At the end of his speech defending popular sovereignty, Davis notes the disappointed hopes of backers of popular sovereignty, “I looked then, as our fathers had looked before, to the settlement of the question of what institutions should exist there, as one to be determined by soil and climate, and by the pleasure of those who should voluntarily go into the country.” Notably, many Northerners and Southerners alike agreed with that premise. At least silently, it was supposed that the extension of slavery into the cold states of the North or the hot, arid vastness of the Southwest was highly unlikely. But the expected demise of slavery had failed to occur previously, with the invention of the cotton gin and the expansion of cotton growing in the early 19th century. Moreover, for the opponents of slavery, the moral dimension of the question prohibited any extension of the institution. As Abraham Lincoln declared, the North was determined to give her emigrants “a clean bed, with no snakes in it.” For the South, meanwhile, the idea that the extension of slavery into all territories was permissible represented redress for injured pride. More symbolic, it was, at last, a refutation of the moral condemnation that had underlain prior laws that were grounded on the supposed need to quarantine the South and its social institutions.
Read Jefferson Davis’ Reply in the Senate to Stephen Douglas here: http://constitutingamerica.org/?p=4319

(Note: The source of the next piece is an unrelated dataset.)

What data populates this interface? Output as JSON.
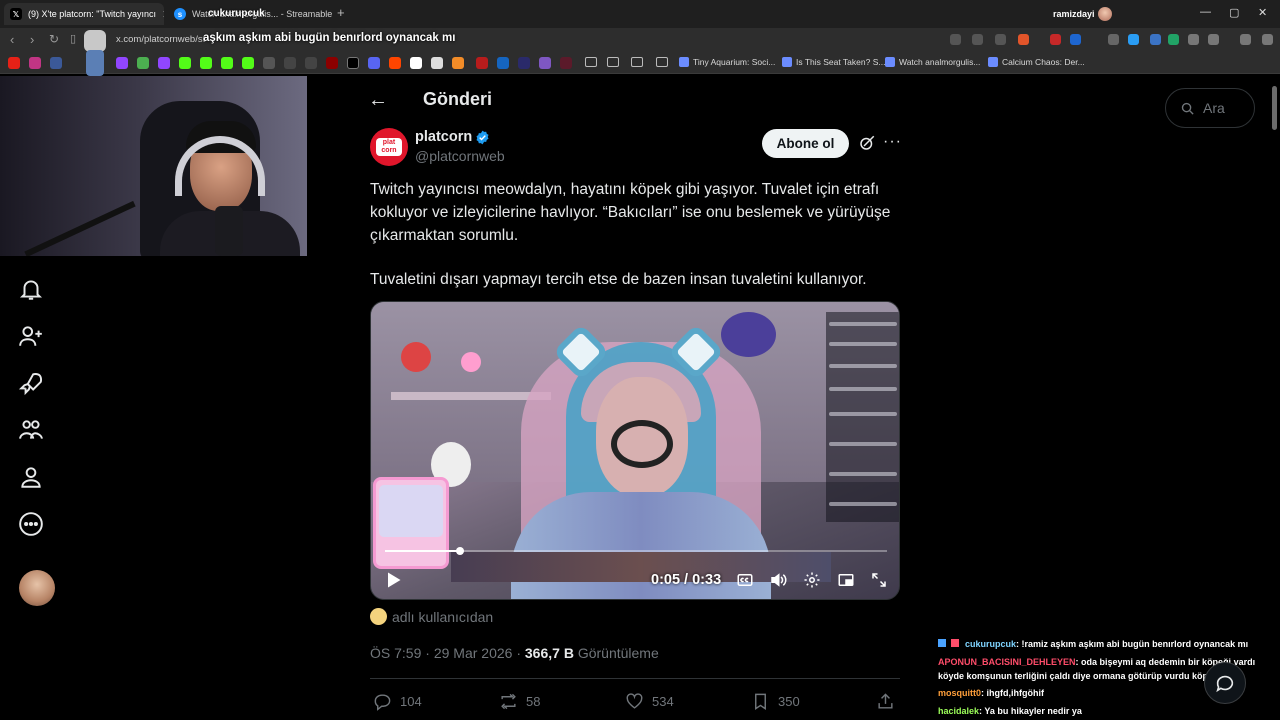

An expert on constitutional law, Prof. Joerg W. Knipprath has been interviewed by print and broadcast media on a number of related topics ranging from recent U.S. Supreme Court decisions to presidential succession. He has written opinion pieces and articles on business and securities law as well as constitutional issues, and has focused his more recent research on the effect of judicial review on the evolution of constitutional law. He has also spoken on business law and contemporary constitutional issues before professional and community forums. Read more from Professor Knipprath at: http://www.tokenconservative.com/.